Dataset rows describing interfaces
• • • •

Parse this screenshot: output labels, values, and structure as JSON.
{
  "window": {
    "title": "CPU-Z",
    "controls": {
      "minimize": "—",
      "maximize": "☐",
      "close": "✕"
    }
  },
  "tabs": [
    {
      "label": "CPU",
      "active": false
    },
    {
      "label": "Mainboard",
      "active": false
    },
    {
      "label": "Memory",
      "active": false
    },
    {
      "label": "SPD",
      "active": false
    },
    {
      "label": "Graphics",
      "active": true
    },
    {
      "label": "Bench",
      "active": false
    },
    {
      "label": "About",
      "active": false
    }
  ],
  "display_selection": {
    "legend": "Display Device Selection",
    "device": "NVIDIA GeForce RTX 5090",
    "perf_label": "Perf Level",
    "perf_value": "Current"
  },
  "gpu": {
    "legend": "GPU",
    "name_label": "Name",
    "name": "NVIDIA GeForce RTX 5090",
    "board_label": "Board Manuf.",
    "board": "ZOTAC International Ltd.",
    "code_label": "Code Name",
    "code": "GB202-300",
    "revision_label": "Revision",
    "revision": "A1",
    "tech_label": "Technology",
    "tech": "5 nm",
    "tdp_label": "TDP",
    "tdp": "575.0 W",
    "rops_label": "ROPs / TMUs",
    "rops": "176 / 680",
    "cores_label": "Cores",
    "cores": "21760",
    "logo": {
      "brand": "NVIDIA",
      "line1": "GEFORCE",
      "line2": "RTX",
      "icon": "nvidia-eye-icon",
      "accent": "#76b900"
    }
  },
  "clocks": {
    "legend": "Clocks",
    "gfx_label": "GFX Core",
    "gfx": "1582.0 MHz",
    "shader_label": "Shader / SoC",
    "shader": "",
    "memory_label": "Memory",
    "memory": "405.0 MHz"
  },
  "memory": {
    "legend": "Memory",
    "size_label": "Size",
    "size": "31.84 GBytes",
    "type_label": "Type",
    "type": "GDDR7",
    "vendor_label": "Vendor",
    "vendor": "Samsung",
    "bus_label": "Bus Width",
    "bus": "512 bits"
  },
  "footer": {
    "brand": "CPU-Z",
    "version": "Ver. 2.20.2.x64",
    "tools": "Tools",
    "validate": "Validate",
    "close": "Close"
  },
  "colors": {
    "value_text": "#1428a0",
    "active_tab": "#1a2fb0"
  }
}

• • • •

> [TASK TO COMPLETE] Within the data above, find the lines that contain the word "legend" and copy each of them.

> [ANSWER]
    "legend": "Display Device Selection",
    "legend": "GPU",
    "legend": "Clocks",
    "legend": "Memory",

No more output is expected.